[Items from a data source]
▼▼▼
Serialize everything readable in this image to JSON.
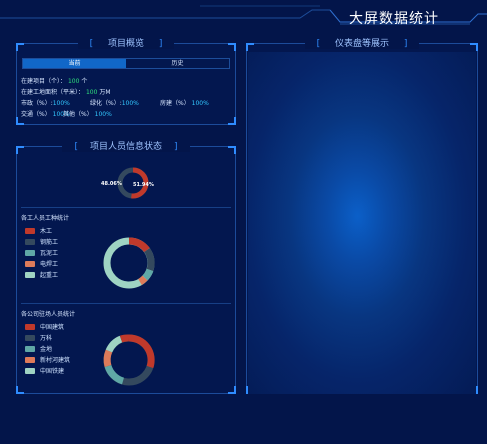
{
  "header": {
    "title": "大屏数据统计"
  },
  "overview": {
    "title": "项目概览",
    "tabs": [
      {
        "label": "当前"
      },
      {
        "label": "历史"
      }
    ],
    "line1": {
      "label": "在建项目（个）：",
      "value": "100",
      "unit": "个"
    },
    "line2": {
      "label": "在建工地面积（平米）：",
      "value": "100",
      "unit": "万M"
    },
    "line3": [
      {
        "label": "市政（%）:",
        "value": "100%"
      },
      {
        "label": "绿化（%）:",
        "value": "100%"
      },
      {
        "label": "房建（%）",
        "value": "100%"
      }
    ],
    "line4": [
      {
        "label": "交通（%）",
        "value": "100%"
      },
      {
        "label": "其他（%）",
        "value": "100%"
      }
    ]
  },
  "personnel": {
    "title": "项目人员信息状态",
    "ratio": {
      "left_label": "48.06%",
      "right_label": "51.94%"
    },
    "worktype": {
      "title": "各工人员工种统计",
      "items": [
        "木工",
        "钢筋工",
        "瓦泥工",
        "电焊工",
        "起重工"
      ]
    },
    "company": {
      "title": "各公司驻场人员统计",
      "items": [
        "中国建筑",
        "万科",
        "金地",
        "新村河建筑",
        "中国铁建"
      ]
    }
  },
  "dashboard": {
    "title": "仪表盘等展示"
  },
  "colors": {
    "red": "#c0392b",
    "slate": "#34495e",
    "teal": "#5fa8a6",
    "salmon": "#dd7b5a",
    "mint": "#9fd4c3",
    "accent": "#2f8cff",
    "green": "#2fe07c",
    "cyan": "#33c8ff"
  }
}
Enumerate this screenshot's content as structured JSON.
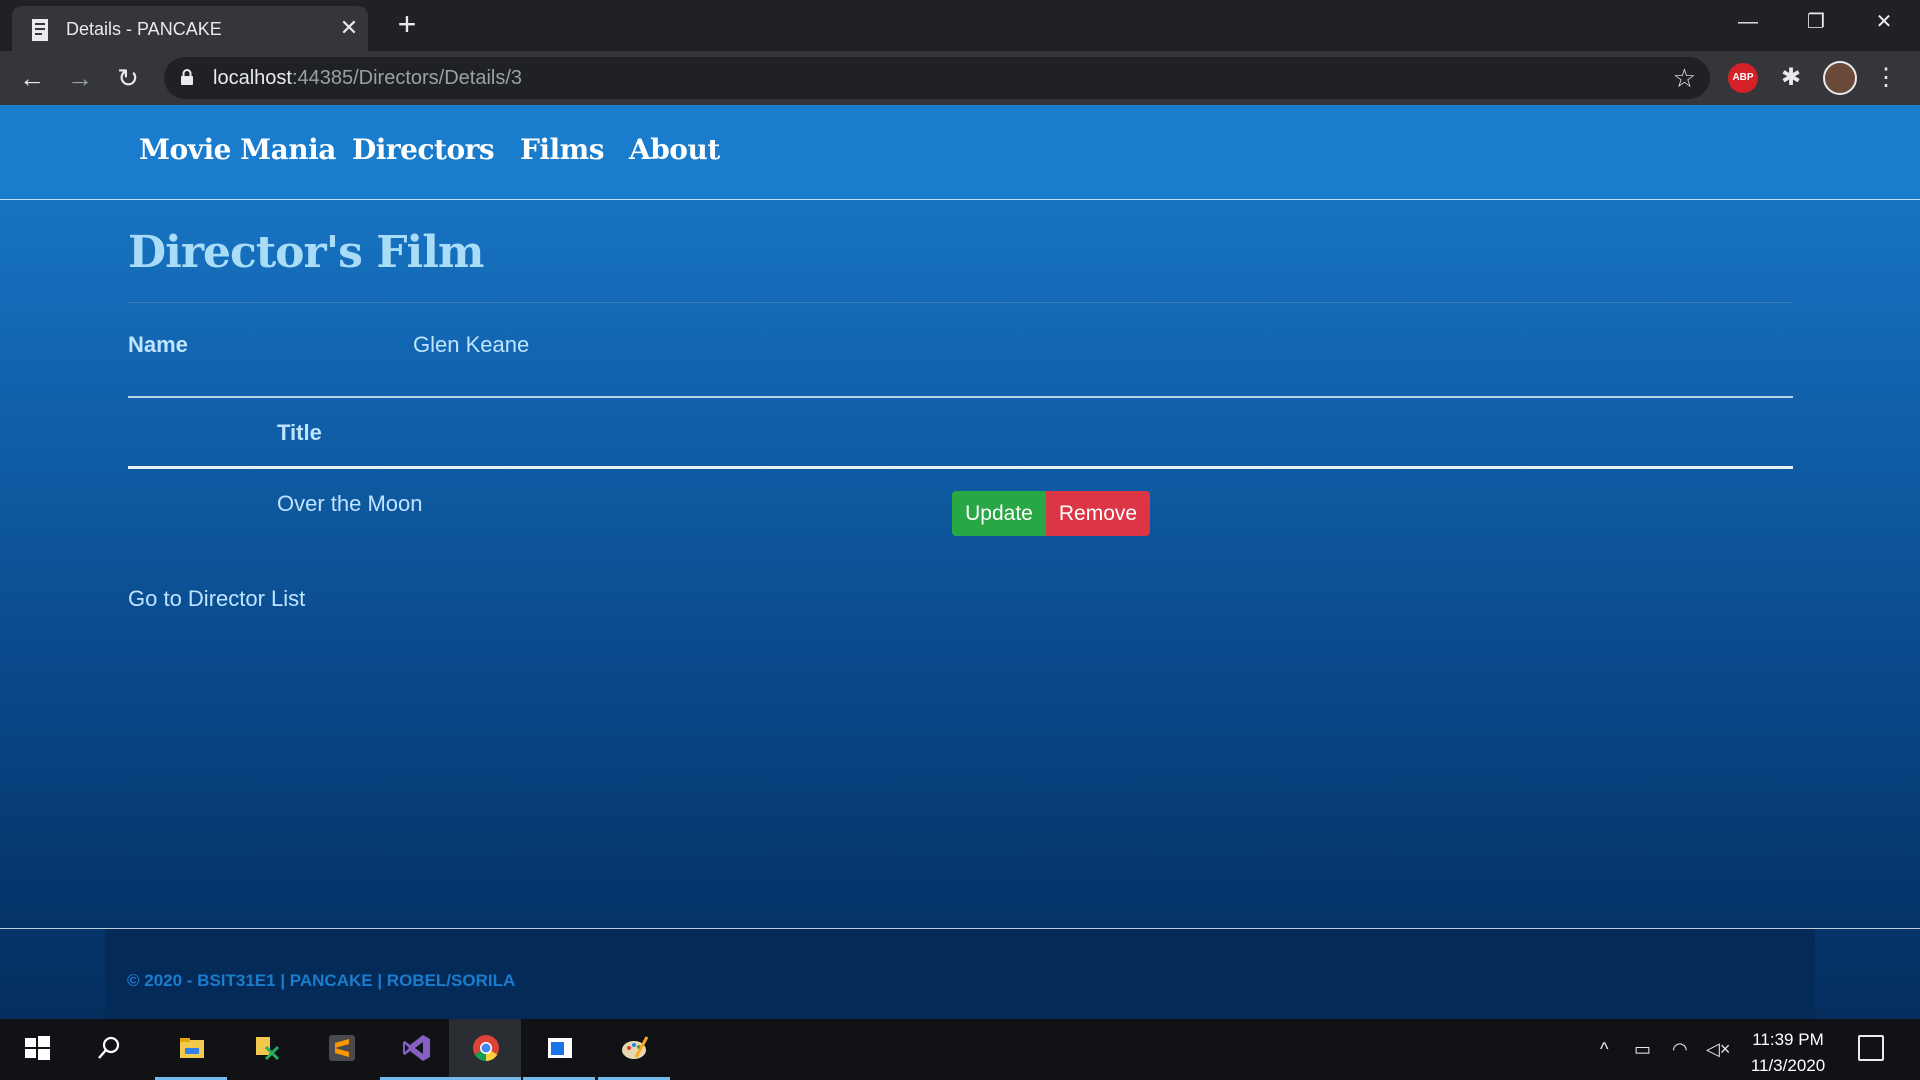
{
  "browser": {
    "tab_title": "Details - PANCAKE",
    "tab_close": "✕",
    "new_tab": "+",
    "window_controls": {
      "minimize": "—",
      "restore": "❐",
      "close": "✕"
    },
    "nav": {
      "back": "←",
      "forward": "→",
      "reload": "↻"
    },
    "url_host": "localhost",
    "url_rest": ":44385/Directors/Details/3",
    "bookmark_icon": "☆",
    "extensions": {
      "abp_label": "ABP",
      "puzzle": "✱",
      "menu": "⋮"
    }
  },
  "site": {
    "nav": [
      "Movie Mania",
      "Directors",
      "Films",
      "About"
    ],
    "heading": "Director's Film",
    "name_label": "Name",
    "name_value": "Glen Keane",
    "table": {
      "header": "Title",
      "rows": [
        {
          "title": "Over the Moon",
          "update_label": "Update",
          "remove_label": "Remove"
        }
      ]
    },
    "back_link": "Go to Director List",
    "footer": "© 2020 - BSIT31E1 | PANCAKE | ROBEL/SORILA"
  },
  "colors": {
    "page_top": "#1a7ccd",
    "page_bottom": "#052e5e",
    "heading": "#a9dcf7",
    "text": "#bfe4ff",
    "update_button": "#28a745",
    "remove_button": "#dc3545",
    "footer_text": "#1a7ccd"
  },
  "taskbar": {
    "apps": [
      "windows-start",
      "search",
      "file-explorer",
      "app-green",
      "sublime-text",
      "visual-studio",
      "chrome",
      "app-window",
      "paint"
    ],
    "time": "11:39 PM",
    "date": "11/3/2020",
    "tray_up": "^",
    "tray_battery": "▭",
    "tray_wifi": "◠",
    "tray_volume": "◁×"
  }
}
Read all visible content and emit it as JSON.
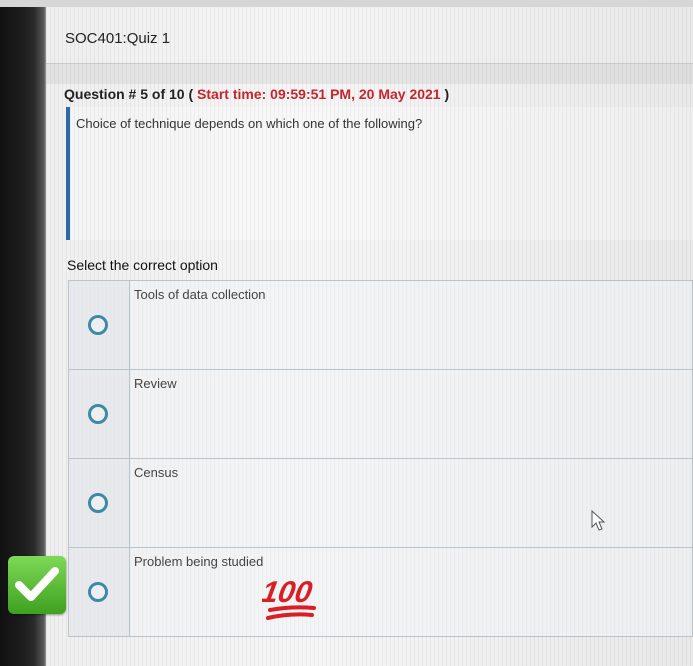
{
  "quiz": {
    "title": "SOC401:Quiz 1"
  },
  "question": {
    "prefix": "Question # 5 of 10 ( ",
    "time_label": "Start time: 09:59:51 PM, 20 May 2021",
    "suffix": " )",
    "text": "Choice of technique depends on which one of the following?"
  },
  "select_label": "Select the correct option",
  "options": [
    {
      "label": "Tools of data collection"
    },
    {
      "label": "Review"
    },
    {
      "label": "Census"
    },
    {
      "label": "Problem being studied"
    }
  ],
  "overlays": {
    "check_icon": "green-check-emoji",
    "hundred_icon": "hundred-points-emoji",
    "hundred_text": "100"
  },
  "colors": {
    "time": "#c4262e",
    "accent_bar": "#2f6aa8",
    "radio": "#3e8aa6",
    "check_green": "#4caf2a"
  }
}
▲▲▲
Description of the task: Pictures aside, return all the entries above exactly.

Finished task:
Serialize everything readable in this image to JSON.
{
  "header": {
    "title": "大屏数据统计"
  },
  "overview": {
    "title": "项目概览",
    "tabs": [
      {
        "label": "当前"
      },
      {
        "label": "历史"
      }
    ],
    "line1": {
      "label": "在建项目（个）：",
      "value": "100",
      "unit": "个"
    },
    "line2": {
      "label": "在建工地面积（平米）：",
      "value": "100",
      "unit": "万M"
    },
    "line3": [
      {
        "label": "市政（%）:",
        "value": "100%"
      },
      {
        "label": "绿化（%）:",
        "value": "100%"
      },
      {
        "label": "房建（%）",
        "value": "100%"
      }
    ],
    "line4": [
      {
        "label": "交通（%）",
        "value": "100%"
      },
      {
        "label": "其他（%）",
        "value": "100%"
      }
    ]
  },
  "personnel": {
    "title": "项目人员信息状态",
    "ratio": {
      "left_label": "48.06%",
      "right_label": "51.94%"
    },
    "worktype": {
      "title": "各工人员工种统计",
      "items": [
        "木工",
        "钢筋工",
        "瓦泥工",
        "电焊工",
        "起重工"
      ]
    },
    "company": {
      "title": "各公司驻场人员统计",
      "items": [
        "中国建筑",
        "万科",
        "金地",
        "新村河建筑",
        "中国铁建"
      ]
    }
  },
  "dashboard": {
    "title": "仪表盘等展示"
  },
  "colors": {
    "red": "#c0392b",
    "slate": "#34495e",
    "teal": "#5fa8a6",
    "salmon": "#dd7b5a",
    "mint": "#9fd4c3",
    "accent": "#2f8cff",
    "green": "#2fe07c",
    "cyan": "#33c8ff"
  }
}
Enumerate this screenshot's content as structured JSON.
{
  "browser": {
    "tab_title": "Details - PANCAKE",
    "tab_close": "✕",
    "new_tab": "+",
    "window_controls": {
      "minimize": "—",
      "restore": "❐",
      "close": "✕"
    },
    "nav": {
      "back": "←",
      "forward": "→",
      "reload": "↻"
    },
    "url_host": "localhost",
    "url_rest": ":44385/Directors/Details/3",
    "bookmark_icon": "☆",
    "extensions": {
      "abp_label": "ABP",
      "puzzle": "✱",
      "menu": "⋮"
    }
  },
  "site": {
    "nav": [
      "Movie Mania",
      "Directors",
      "Films",
      "About"
    ],
    "heading": "Director's Film",
    "name_label": "Name",
    "name_value": "Glen Keane",
    "table": {
      "header": "Title",
      "rows": [
        {
          "title": "Over the Moon",
          "update_label": "Update",
          "remove_label": "Remove"
        }
      ]
    },
    "back_link": "Go to Director List",
    "footer": "© 2020 - BSIT31E1 | PANCAKE | ROBEL/SORILA"
  },
  "colors": {
    "page_top": "#1a7ccd",
    "page_bottom": "#052e5e",
    "heading": "#a9dcf7",
    "text": "#bfe4ff",
    "update_button": "#28a745",
    "remove_button": "#dc3545",
    "footer_text": "#1a7ccd"
  },
  "taskbar": {
    "apps": [
      "windows-start",
      "search",
      "file-explorer",
      "app-green",
      "sublime-text",
      "visual-studio",
      "chrome",
      "app-window",
      "paint"
    ],
    "time": "11:39 PM",
    "date": "11/3/2020",
    "tray_up": "^",
    "tray_battery": "▭",
    "tray_wifi": "◠",
    "tray_volume": "◁×"
  }
}
Read all visible content and emit it as JSON.
{
  "quiz": {
    "title": "SOC401:Quiz 1"
  },
  "question": {
    "prefix": "Question # 5 of 10 ( ",
    "time_label": "Start time: 09:59:51 PM, 20 May 2021",
    "suffix": " )",
    "text": "Choice of technique depends on which one of the following?"
  },
  "select_label": "Select the correct option",
  "options": [
    {
      "label": "Tools of data collection"
    },
    {
      "label": "Review"
    },
    {
      "label": "Census"
    },
    {
      "label": "Problem being studied"
    }
  ],
  "overlays": {
    "check_icon": "green-check-emoji",
    "hundred_icon": "hundred-points-emoji",
    "hundred_text": "100"
  },
  "colors": {
    "time": "#c4262e",
    "accent_bar": "#2f6aa8",
    "radio": "#3e8aa6",
    "check_green": "#4caf2a"
  }
}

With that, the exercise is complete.